▼

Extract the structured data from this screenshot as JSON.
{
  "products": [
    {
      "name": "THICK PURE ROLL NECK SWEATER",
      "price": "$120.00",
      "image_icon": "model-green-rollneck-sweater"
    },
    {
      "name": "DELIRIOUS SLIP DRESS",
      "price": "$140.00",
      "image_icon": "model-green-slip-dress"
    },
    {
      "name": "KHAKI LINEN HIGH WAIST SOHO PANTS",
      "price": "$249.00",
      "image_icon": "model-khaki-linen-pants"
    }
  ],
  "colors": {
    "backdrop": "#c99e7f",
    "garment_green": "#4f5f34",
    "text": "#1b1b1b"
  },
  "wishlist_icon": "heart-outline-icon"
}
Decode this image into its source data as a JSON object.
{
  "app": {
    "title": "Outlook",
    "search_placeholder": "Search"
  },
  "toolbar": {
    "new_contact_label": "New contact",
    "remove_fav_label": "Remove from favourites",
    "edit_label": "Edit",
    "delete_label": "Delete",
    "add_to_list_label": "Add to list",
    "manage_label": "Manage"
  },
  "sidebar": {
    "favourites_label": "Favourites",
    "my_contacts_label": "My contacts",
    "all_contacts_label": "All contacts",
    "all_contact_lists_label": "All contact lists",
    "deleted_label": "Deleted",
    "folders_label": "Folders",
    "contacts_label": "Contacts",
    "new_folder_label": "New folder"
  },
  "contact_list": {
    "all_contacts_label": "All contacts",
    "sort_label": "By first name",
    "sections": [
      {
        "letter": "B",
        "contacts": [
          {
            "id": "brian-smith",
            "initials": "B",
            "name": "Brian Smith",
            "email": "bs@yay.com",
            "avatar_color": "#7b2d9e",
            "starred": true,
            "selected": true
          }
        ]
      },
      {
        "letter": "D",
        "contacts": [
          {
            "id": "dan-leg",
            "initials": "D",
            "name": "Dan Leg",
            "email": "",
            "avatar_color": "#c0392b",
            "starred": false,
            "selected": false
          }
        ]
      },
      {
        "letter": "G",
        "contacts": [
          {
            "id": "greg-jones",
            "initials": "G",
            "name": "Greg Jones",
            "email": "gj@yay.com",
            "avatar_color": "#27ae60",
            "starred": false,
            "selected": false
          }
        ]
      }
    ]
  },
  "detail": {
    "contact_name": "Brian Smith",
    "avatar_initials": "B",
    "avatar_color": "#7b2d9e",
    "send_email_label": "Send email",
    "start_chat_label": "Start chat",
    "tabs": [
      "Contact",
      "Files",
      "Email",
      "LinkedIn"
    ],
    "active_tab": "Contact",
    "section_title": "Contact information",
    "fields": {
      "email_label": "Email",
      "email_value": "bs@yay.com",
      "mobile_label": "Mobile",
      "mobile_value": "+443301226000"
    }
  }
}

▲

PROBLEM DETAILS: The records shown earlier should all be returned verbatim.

ANSWER TO THE PROBLEM:
Extract the structured data from this screenshot as JSON.
{
  "products": [
    {
      "name": "THICK PURE ROLL NECK SWEATER",
      "price": "$120.00",
      "image_icon": "model-green-rollneck-sweater"
    },
    {
      "name": "DELIRIOUS SLIP DRESS",
      "price": "$140.00",
      "image_icon": "model-green-slip-dress"
    },
    {
      "name": "KHAKI LINEN HIGH WAIST SOHO PANTS",
      "price": "$249.00",
      "image_icon": "model-khaki-linen-pants"
    }
  ],
  "colors": {
    "backdrop": "#c99e7f",
    "garment_green": "#4f5f34",
    "text": "#1b1b1b"
  },
  "wishlist_icon": "heart-outline-icon"
}
Decode this image into its source data as a JSON object.
{
  "app": {
    "title": "Outlook",
    "search_placeholder": "Search"
  },
  "toolbar": {
    "new_contact_label": "New contact",
    "remove_fav_label": "Remove from favourites",
    "edit_label": "Edit",
    "delete_label": "Delete",
    "add_to_list_label": "Add to list",
    "manage_label": "Manage"
  },
  "sidebar": {
    "favourites_label": "Favourites",
    "my_contacts_label": "My contacts",
    "all_contacts_label": "All contacts",
    "all_contact_lists_label": "All contact lists",
    "deleted_label": "Deleted",
    "folders_label": "Folders",
    "contacts_label": "Contacts",
    "new_folder_label": "New folder"
  },
  "contact_list": {
    "all_contacts_label": "All contacts",
    "sort_label": "By first name",
    "sections": [
      {
        "letter": "B",
        "contacts": [
          {
            "id": "brian-smith",
            "initials": "B",
            "name": "Brian Smith",
            "email": "bs@yay.com",
            "avatar_color": "#7b2d9e",
            "starred": true,
            "selected": true
          }
        ]
      },
      {
        "letter": "D",
        "contacts": [
          {
            "id": "dan-leg",
            "initials": "D",
            "name": "Dan Leg",
            "email": "",
            "avatar_color": "#c0392b",
            "starred": false,
            "selected": false
          }
        ]
      },
      {
        "letter": "G",
        "contacts": [
          {
            "id": "greg-jones",
            "initials": "G",
            "name": "Greg Jones",
            "email": "gj@yay.com",
            "avatar_color": "#27ae60",
            "starred": false,
            "selected": false
          }
        ]
      }
    ]
  },
  "detail": {
    "contact_name": "Brian Smith",
    "avatar_initials": "B",
    "avatar_color": "#7b2d9e",
    "send_email_label": "Send email",
    "start_chat_label": "Start chat",
    "tabs": [
      "Contact",
      "Files",
      "Email",
      "LinkedIn"
    ],
    "active_tab": "Contact",
    "section_title": "Contact information",
    "fields": {
      "email_label": "Email",
      "email_value": "bs@yay.com",
      "mobile_label": "Mobile",
      "mobile_value": "+443301226000"
    }
  }
}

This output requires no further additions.